Adium

Contributing Code

Once you have checked out the Adium source code, you can fix bugs or implement features and then submit your changes for inclusion in Adium. Email the development mailing list or the Patch Master if you have any questions.

Finding a bug or a feature request to work on

If you fix or implement a ticket, you should document this on the relevant ticket. If you fix a bug which is not listed, please create a ticket.

Committing

First of all, you should commit your changes to your own repository.
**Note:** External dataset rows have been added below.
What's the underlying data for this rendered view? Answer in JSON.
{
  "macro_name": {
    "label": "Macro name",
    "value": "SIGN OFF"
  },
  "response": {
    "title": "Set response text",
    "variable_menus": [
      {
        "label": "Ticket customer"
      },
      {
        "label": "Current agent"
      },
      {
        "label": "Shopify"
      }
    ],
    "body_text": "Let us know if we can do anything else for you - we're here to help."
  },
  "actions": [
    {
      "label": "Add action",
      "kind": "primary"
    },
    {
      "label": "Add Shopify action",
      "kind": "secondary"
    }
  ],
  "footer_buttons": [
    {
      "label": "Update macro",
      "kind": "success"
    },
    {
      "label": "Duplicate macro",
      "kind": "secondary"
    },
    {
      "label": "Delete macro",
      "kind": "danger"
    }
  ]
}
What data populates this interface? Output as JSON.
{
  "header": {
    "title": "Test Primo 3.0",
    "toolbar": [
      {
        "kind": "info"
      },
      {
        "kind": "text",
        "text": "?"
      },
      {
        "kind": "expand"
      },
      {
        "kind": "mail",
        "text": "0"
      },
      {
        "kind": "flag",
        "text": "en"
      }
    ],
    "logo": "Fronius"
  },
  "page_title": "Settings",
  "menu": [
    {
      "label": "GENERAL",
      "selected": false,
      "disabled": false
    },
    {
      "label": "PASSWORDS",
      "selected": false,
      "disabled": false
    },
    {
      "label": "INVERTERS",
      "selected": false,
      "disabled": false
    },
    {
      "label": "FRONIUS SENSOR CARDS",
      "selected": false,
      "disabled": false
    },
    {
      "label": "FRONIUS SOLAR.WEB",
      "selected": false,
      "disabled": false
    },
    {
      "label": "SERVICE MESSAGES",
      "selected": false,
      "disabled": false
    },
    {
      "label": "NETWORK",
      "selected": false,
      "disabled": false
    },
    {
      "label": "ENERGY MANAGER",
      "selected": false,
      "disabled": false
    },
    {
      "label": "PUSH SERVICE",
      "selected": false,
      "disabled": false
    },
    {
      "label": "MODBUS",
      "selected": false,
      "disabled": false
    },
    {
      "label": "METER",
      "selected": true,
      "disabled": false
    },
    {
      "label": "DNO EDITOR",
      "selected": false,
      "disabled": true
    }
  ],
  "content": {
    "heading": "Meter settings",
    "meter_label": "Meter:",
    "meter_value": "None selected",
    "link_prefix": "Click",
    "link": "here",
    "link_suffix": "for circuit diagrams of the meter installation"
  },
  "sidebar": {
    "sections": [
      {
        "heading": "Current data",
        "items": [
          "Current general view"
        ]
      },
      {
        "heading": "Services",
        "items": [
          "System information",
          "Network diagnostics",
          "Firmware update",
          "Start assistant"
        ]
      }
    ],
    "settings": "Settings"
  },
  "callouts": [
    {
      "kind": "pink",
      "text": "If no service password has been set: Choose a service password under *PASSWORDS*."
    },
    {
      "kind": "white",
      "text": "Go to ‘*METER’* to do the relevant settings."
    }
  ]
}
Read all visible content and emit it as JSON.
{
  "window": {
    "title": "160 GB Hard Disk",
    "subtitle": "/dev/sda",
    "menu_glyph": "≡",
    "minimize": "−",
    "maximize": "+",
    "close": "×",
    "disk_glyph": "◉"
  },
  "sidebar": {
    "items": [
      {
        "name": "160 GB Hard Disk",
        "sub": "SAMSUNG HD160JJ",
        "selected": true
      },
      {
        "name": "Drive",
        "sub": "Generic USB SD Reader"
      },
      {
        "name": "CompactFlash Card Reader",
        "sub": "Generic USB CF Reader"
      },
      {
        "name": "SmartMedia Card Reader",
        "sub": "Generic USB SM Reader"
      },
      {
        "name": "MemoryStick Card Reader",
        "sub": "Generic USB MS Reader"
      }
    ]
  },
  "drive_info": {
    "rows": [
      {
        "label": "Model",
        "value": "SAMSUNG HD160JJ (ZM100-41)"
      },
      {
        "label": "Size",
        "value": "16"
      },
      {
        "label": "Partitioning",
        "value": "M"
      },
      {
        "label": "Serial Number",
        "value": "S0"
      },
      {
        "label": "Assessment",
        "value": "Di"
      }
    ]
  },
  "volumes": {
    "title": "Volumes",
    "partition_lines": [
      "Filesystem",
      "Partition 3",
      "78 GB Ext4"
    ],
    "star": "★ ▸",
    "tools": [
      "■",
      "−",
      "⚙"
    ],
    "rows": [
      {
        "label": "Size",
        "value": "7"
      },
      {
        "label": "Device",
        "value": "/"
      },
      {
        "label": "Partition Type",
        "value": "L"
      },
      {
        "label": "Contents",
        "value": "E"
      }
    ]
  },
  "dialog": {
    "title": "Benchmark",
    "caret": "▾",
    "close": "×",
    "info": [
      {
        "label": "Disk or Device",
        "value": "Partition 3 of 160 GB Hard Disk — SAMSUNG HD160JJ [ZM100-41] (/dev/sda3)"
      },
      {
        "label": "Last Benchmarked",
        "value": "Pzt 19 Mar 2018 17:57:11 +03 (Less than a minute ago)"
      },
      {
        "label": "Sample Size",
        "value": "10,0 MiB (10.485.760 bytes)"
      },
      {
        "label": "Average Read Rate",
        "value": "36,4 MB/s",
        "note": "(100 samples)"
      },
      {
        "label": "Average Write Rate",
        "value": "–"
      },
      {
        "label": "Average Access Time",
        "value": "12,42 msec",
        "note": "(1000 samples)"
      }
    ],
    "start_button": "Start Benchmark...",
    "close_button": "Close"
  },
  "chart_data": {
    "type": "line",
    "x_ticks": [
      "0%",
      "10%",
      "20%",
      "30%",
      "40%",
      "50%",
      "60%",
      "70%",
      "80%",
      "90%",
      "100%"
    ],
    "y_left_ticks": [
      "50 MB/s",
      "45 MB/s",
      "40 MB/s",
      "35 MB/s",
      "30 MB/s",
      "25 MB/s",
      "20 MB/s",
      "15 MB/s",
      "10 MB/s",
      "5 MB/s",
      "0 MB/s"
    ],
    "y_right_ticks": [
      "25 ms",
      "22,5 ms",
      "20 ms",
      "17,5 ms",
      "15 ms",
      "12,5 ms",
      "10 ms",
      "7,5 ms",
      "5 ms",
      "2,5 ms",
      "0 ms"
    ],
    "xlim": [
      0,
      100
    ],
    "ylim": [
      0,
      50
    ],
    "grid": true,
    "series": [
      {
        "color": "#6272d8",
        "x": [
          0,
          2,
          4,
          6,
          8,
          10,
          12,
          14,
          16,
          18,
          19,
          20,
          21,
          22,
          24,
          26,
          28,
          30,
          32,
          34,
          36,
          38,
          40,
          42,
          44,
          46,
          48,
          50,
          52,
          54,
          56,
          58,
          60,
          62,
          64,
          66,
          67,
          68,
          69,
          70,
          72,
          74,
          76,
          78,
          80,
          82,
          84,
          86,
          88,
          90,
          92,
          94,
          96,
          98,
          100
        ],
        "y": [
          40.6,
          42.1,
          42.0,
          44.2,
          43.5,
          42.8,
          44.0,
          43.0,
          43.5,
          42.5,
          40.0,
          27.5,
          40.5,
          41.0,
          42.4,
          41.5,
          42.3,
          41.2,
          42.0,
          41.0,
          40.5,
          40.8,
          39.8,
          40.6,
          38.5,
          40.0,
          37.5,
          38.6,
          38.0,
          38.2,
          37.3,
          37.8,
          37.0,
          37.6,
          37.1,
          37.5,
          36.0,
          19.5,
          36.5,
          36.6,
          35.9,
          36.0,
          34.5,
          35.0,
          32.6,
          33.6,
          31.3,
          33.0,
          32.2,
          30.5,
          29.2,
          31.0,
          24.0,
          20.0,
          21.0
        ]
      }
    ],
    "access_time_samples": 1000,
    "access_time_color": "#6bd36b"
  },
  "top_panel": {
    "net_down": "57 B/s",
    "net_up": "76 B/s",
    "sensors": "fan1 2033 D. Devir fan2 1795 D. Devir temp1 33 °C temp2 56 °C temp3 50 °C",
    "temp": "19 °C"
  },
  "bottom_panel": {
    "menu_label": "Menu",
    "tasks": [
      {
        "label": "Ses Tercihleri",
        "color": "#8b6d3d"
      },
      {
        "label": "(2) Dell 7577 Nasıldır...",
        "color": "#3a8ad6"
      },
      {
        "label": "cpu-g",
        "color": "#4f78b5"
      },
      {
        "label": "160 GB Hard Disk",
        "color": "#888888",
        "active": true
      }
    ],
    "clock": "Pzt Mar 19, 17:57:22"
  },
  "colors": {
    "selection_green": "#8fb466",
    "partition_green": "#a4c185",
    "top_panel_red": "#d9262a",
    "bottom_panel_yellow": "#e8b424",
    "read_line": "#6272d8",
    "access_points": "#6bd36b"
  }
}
  1. From the Terminal, change to the Adium folder. If it is in your home directory, this would be:
    cd ~/adium
    
  2. If you have created new files, you should do:
    hg add firstnewfile secondnewfile ...
    
  3. Please be sure your patch has been thoroughly tested and conforms to the Adium coding style guidelines.
    → You can contact the current Patch Master for help and advice.
  4. Additionally, please make sure your full name is in Copyright.txt as part of your patch. It helps us keep track of people that have contributed to Adium and credits you for your contribution.
  5. Make sure you have created the Mercurial configuration file ~/.hgrc with your email and real name (these will be shown publicly). See the Mercurial documentation for more information about how to do that.
  6. Commit your changes:
    hg commit
    
    You will need to enter a commit message. Please give a brief summary in the first line, and then describe the change more fully in subsequent lines (after at least one hard line break).

Ways to contribute

Broadly, there are two ways to send a patch to us. One is to go through Bitbucket, creating your own fork and then letting us know that we should pull from it. This is a great method if you have multiple changes or a longer term project. The other is to create a patch file (or diff) and submit that file. Either way, you should use an existing ticket or create a new one related to your code. See below for details.

Bitbucket

This is probably the simplest way to get started. However, it requires you to know a bit about Mercurial, and to have a Bitbucket account.

  1. Go to Adium's page on bitbucket.
  2. Choose the appropriate repository (depending on which version of Adium you want to hack on)
  3. While signed in to Bitbucket, click the "Fork" button.
  4. Follow the instructions on Bitbucket to create the fork.
  5. Once the fork is created, you can push your changes from your local repository to Bitbucket. Make sure you have committed your changes, and then use the command: hg push to do this. More information is available on the Bitbucket website.

When noting in the ticket that you've written a fix or improvement, provide a link to your Bitbucket fork.

Mercurial Bundles

It is also possible to instruct Mercurial to create a self-contained archive of your changes. make sure you have committed your changes and use the hg bundle command. To make sure you only bundle your own changesets, do:

  1. Make sure you have committed your changes.
  2. Use the following command to create your bundle:
    hg bundle MyBundle.hgbundle https://hg.adium.im/adium
    
    Or, if you are working on adium-1.4:
    hg bundle MyBundle.hgbundle https://hg.adium.im/adium-1.4
    

Now, go to the ticket you've created or found. You'll need to Register (if you don't have a Trac account) and Login. You can then click Attach File to attach your bundle. Add a comment detailing your patch, and set the Patch field of your trac ticket to "Initially included".

Creating and submitting a patch file

Probably the most complicated method, but a safe fallback if none of the others work for whatever reason.

  1. Make sure you have committed your changes.
  2. Export the patch:
    hg export --git tip > myPatch.diff
    
    where myPatch is a name for your patch. This will create a patch file from the commit you just created.

Also in this case, go to the ticket you've created or found. You'll need to Register (if you don't have a Trac account) and Login. You can then click Attach File to attach your diff. Add a comment detailing your patch, and set the Patch field of your trac ticket to "Initially included".

Other options to submit your changes

Own hosted Mercurial repository

It is also possible to host your own Mercurial repository that is a clone of Adium's. The instructions are a bit much to detail here, but there's more information on the Mercurial wiki.

Patch Queues

It is also possible to create and host Patch Queues with Mercurial's mq extension, both on Bitbucket and on your own servers. Again, more information is on the Mercurial wiki.

Page last modified by Robby, 3 years ago